The North Shore of Oʻahu
The North Shore of O’ahu has been considered a special place for as long as people have been on the island. Once the site of the largest heiau, or temple, this part of the island also contained two large valleys. Later, the North Shore became famous for sugar, pineapples, ranching, and the plantation life that brought thousands of immigrants from all over the world to the most remote part of O’ahu. It was on the North Shore that Hawaiians mixed with Japanese, Chinese, Portuguese, Koreans, Filipinos, Puerto Ricans, Spaniards, Irish, Scots, English, and Americans to mold the rural yet cosmopolitan society for which Hawai’i is now famous. Today, the Hawaiian temples are silent, sugar is gone, and only remnants of the old plantation buildings and ranches remain. But the North Shore’s fame is now refocused, as it is recognized as the surfing capital of the world. Learn more about the unique history of Hawaiʻis North Shore in this comprehensive and researched narrative, complete with archival photographs.

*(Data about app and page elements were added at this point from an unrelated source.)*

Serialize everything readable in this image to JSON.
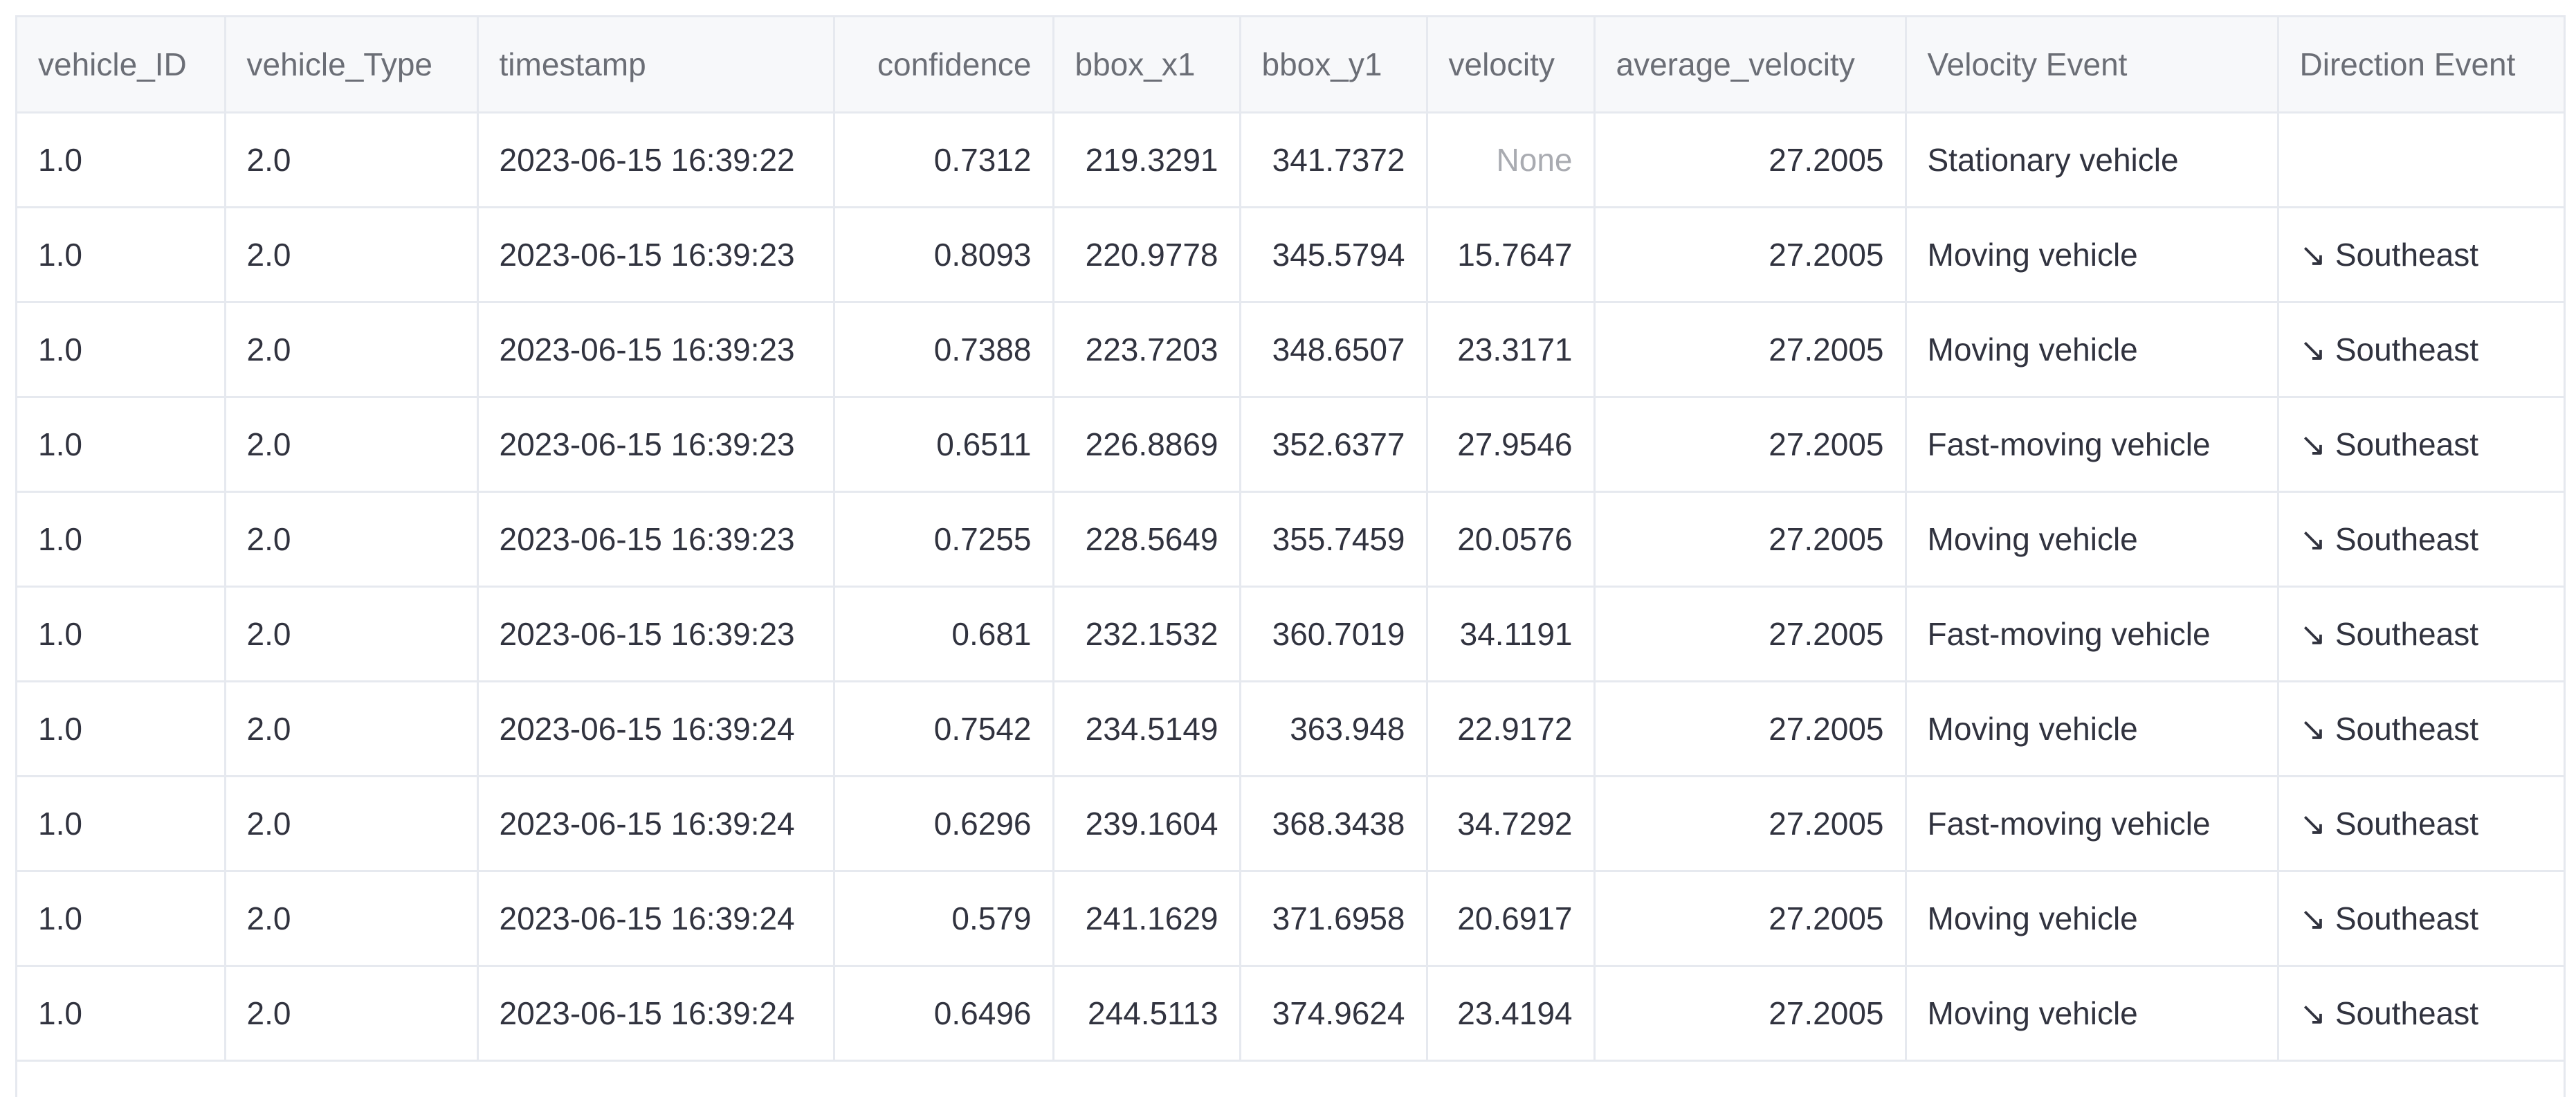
{
  "table": {
    "columns": [
      {
        "label": "vehicle_ID",
        "align": "left"
      },
      {
        "label": "vehicle_Type",
        "align": "left"
      },
      {
        "label": "timestamp",
        "align": "left"
      },
      {
        "label": "confidence",
        "align": "right"
      },
      {
        "label": "bbox_x1",
        "align": "left"
      },
      {
        "label": "bbox_y1",
        "align": "left"
      },
      {
        "label": "velocity",
        "align": "left"
      },
      {
        "label": "average_velocity",
        "align": "left"
      },
      {
        "label": "Velocity Event",
        "align": "left"
      },
      {
        "label": "Direction Event",
        "align": "left"
      }
    ],
    "rows": [
      [
        "1.0",
        "2.0",
        "2023-06-15 16:39:22",
        "0.7312",
        "219.3291",
        "341.7372",
        "None",
        "27.2005",
        "Stationary vehicle",
        ""
      ],
      [
        "1.0",
        "2.0",
        "2023-06-15 16:39:23",
        "0.8093",
        "220.9778",
        "345.5794",
        "15.7647",
        "27.2005",
        "Moving vehicle",
        "↘ Southeast"
      ],
      [
        "1.0",
        "2.0",
        "2023-06-15 16:39:23",
        "0.7388",
        "223.7203",
        "348.6507",
        "23.3171",
        "27.2005",
        "Moving vehicle",
        "↘ Southeast"
      ],
      [
        "1.0",
        "2.0",
        "2023-06-15 16:39:23",
        "0.6511",
        "226.8869",
        "352.6377",
        "27.9546",
        "27.2005",
        "Fast-moving vehicle",
        "↘ Southeast"
      ],
      [
        "1.0",
        "2.0",
        "2023-06-15 16:39:23",
        "0.7255",
        "228.5649",
        "355.7459",
        "20.0576",
        "27.2005",
        "Moving vehicle",
        "↘ Southeast"
      ],
      [
        "1.0",
        "2.0",
        "2023-06-15 16:39:23",
        "0.681",
        "232.1532",
        "360.7019",
        "34.1191",
        "27.2005",
        "Fast-moving vehicle",
        "↘ Southeast"
      ],
      [
        "1.0",
        "2.0",
        "2023-06-15 16:39:24",
        "0.7542",
        "234.5149",
        "363.948",
        "22.9172",
        "27.2005",
        "Moving vehicle",
        "↘ Southeast"
      ],
      [
        "1.0",
        "2.0",
        "2023-06-15 16:39:24",
        "0.6296",
        "239.1604",
        "368.3438",
        "34.7292",
        "27.2005",
        "Fast-moving vehicle",
        "↘ Southeast"
      ],
      [
        "1.0",
        "2.0",
        "2023-06-15 16:39:24",
        "0.579",
        "241.1629",
        "371.6958",
        "20.6917",
        "27.2005",
        "Moving vehicle",
        "↘ Southeast"
      ],
      [
        "1.0",
        "2.0",
        "2023-06-15 16:39:24",
        "0.6496",
        "244.5113",
        "374.9624",
        "23.4194",
        "27.2005",
        "Moving vehicle",
        "↘ Southeast"
      ]
    ]
  }
}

This book is part of the Images of America series, a collection of books celebrating the history of neighborhoods, towns, and cities across the country.